I am feeling very scattered this morning. I can't seem to choose what to knit and I have 10 projects I should be working on! Usually I prioritize things according to who they are for and when I have to have them ready but there are so many things I should work on for people. I just don't seem to be able to settle to anything. I suppose that shrug is what I should be working on and it is nearly finished too! that usually motivates me to keep at something.
I think I am in a slump after the Fair. I also think that happens every year. I have been SO focused on getting things in shape to show that I don't know how to choose new stuff after.
Well, not to worry, I will get the bug to knit something soon-seems like color knitting is the thing this summer. I do have a pair of mittens on the needle-the Estonian mittens from the last issue of Spin Off, also a Fair Isle baby sweater, don't know if I like the colors much though. Maybe I should start some lace??
How about this doily?
I have the pattern and must have some thread that would work. Haven't made a doily in some time. That might work!
School starts next week and I am so glad. With Brian working and going to school he will have much less opportunity to make stupid choices. And Patrick will be going to school full time too. Oh and Patrick passed his driver's license test yesterday! Yay!
I got a new book to read, not started yet called Endymion Spring by Matthew Skelton. Here is what Publisher's Weekly said about it:

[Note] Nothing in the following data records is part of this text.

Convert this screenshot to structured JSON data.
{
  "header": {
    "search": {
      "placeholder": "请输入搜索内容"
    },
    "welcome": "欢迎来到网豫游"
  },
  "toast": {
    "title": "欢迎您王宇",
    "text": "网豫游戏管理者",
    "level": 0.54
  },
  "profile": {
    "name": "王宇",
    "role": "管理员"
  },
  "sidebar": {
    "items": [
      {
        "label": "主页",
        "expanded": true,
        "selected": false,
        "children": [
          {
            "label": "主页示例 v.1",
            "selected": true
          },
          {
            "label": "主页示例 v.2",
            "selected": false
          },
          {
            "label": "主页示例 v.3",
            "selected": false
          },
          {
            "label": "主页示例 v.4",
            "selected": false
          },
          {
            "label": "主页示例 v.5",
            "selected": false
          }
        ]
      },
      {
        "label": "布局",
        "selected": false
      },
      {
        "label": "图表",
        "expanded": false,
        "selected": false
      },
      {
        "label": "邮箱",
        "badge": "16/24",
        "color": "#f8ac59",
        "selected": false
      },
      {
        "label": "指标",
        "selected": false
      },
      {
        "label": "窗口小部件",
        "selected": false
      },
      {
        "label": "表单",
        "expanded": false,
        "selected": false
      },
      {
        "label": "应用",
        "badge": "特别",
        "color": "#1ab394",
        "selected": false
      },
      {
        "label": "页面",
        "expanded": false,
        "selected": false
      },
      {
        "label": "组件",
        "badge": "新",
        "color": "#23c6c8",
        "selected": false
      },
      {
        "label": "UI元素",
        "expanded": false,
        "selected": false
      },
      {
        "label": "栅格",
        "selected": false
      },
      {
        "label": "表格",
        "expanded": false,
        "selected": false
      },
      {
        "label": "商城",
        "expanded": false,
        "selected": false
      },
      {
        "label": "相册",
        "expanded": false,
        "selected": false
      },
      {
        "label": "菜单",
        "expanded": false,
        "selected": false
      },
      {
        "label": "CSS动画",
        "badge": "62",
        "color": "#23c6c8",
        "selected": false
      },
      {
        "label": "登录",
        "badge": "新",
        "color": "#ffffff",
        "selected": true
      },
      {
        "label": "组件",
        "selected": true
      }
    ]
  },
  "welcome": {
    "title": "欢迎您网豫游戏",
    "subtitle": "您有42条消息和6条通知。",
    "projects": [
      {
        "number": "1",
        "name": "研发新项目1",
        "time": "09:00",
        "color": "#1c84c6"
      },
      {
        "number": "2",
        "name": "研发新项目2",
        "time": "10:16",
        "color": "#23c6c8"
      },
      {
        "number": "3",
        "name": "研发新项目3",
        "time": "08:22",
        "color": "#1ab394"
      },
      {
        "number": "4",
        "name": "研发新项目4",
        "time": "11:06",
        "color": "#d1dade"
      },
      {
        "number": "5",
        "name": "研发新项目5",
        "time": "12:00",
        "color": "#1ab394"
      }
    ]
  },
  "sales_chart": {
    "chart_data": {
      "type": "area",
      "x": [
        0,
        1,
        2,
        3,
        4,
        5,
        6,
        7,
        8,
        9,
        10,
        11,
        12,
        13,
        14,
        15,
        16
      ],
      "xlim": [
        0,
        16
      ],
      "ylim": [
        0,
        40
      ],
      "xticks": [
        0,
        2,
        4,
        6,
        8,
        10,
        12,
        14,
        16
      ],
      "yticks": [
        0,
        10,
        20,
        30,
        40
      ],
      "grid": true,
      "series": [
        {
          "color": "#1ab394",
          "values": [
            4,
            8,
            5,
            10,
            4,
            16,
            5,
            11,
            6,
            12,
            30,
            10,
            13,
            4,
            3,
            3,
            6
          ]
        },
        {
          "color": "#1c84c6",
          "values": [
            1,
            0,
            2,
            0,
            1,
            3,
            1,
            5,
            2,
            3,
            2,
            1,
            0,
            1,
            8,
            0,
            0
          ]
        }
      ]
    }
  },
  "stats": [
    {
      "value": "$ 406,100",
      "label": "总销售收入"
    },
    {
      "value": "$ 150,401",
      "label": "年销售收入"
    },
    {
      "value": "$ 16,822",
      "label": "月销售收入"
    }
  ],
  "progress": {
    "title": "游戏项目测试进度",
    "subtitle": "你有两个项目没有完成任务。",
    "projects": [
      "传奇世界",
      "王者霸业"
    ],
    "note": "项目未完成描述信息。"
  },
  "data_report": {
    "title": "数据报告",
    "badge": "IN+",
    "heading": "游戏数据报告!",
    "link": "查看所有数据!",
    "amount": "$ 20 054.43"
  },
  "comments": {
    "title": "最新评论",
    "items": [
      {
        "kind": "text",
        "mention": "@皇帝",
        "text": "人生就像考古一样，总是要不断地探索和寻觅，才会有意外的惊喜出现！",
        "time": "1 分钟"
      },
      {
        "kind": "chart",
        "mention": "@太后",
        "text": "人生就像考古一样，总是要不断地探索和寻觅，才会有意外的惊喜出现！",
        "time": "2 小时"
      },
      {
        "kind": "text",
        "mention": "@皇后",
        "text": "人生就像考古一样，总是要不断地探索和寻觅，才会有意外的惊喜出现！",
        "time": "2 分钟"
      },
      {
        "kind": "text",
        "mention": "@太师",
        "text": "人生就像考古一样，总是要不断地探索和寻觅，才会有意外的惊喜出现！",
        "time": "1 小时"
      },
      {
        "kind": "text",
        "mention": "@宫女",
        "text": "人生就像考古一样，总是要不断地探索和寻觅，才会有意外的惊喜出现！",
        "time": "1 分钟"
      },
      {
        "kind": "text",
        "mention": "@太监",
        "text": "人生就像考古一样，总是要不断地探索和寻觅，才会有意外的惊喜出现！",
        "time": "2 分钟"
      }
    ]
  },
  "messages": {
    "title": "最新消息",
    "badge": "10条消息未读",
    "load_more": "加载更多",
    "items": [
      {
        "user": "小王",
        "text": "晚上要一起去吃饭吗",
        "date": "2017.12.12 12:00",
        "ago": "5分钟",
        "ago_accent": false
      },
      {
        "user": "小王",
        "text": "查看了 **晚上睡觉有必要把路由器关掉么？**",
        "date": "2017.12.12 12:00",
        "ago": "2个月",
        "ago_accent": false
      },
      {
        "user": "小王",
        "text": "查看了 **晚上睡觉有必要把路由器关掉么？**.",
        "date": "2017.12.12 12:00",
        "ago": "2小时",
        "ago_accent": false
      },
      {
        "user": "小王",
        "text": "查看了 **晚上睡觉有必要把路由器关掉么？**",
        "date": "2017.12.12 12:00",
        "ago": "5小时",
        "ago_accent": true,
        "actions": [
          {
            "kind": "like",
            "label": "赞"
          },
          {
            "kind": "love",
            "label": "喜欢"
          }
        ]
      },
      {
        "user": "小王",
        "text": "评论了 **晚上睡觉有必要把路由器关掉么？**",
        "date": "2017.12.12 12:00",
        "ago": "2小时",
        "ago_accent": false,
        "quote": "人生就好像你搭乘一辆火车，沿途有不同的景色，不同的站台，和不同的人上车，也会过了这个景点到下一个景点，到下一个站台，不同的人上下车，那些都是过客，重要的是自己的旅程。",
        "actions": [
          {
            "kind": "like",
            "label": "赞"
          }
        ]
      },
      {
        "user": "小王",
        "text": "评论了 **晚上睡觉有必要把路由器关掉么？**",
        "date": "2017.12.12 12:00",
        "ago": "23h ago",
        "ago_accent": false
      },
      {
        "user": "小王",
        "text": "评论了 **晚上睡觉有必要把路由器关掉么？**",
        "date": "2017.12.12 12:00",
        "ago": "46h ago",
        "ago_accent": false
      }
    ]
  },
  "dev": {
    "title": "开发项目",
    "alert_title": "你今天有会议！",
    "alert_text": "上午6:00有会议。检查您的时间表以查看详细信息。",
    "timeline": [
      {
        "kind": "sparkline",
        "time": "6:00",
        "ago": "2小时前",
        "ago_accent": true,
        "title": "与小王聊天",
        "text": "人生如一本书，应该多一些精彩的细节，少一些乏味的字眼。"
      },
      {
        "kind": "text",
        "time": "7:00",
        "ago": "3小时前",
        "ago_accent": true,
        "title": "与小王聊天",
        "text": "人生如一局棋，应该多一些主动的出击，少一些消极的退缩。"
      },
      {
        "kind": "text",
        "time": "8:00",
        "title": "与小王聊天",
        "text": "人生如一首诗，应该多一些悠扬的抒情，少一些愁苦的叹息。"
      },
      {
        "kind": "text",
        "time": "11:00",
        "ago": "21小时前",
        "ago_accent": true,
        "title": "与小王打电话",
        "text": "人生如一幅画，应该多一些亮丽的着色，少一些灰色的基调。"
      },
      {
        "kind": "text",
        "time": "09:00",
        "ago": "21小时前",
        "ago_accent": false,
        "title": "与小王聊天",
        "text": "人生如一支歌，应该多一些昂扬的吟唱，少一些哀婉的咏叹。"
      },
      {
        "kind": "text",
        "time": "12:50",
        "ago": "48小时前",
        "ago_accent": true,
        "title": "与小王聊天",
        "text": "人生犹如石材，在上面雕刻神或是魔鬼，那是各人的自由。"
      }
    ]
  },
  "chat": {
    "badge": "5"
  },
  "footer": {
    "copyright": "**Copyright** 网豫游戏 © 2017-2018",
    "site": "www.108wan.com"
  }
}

"An enchanted blank book Â one that reveals its secrets, but 'only for those with eyes to see them' Â lies at the center of Skelton's ambitious first novel, which unfolds through two alternating narratives. The first, set in the present, follows young Blake, whose mother is a visiting academic at Oxford. One day he runs his finger across the spines of some books in the Bodleian Library, and one volume '[strikes] him back.' The book's title, 'Endymion Spring,' begins to appear before his eyes, and he opens the cover only to find the contents blank Â save for a riddle-like poem. The second thread of the tale, set in 15th-century Germany, is narrated by Endymion Spring, a boy serving as apprentice to the great Gutenberg, who is hard at work on his printing press. Gutenberg, eager for money to fund his Bible-printing project, strikes a deal with the 'ruthless' Fust, who travels with a locked chest, adorned with gruesome imagery. Its hidden treasure represents a mystery with ties to both Blake's blank book and to Eden. With it, Fust seeks to create a book that will contain 'all the secrets of the universe.' Skelton's fiction breathes excitement into real history, as he exploits the fact that Johann Fust, Gutenberg's real-life patron, has been identified with Faust (as explained to Blake by a professor and to readers in an endnote). Riddles galore, a great cliffhanger and a film deal with Warner Bros. should generate plenty of excitement for this literary thriller; book lovers in particular will savor its palpable whiff of musty shelves and dusty volumes. Ages 12-up." Publishers Weekly (Starred Review) (Copyright Reed Business Information, Inc.)
Well, the review interested me so I bought it!! I see it compared to Inkheart by Cornelia Funke and The Golden Compass by Phillip Pullman both of which I read and enjoyed so I will start that today too!
Talk to you later,
Morality, like art, means drawing a line someplace.
-- Oscar Wilde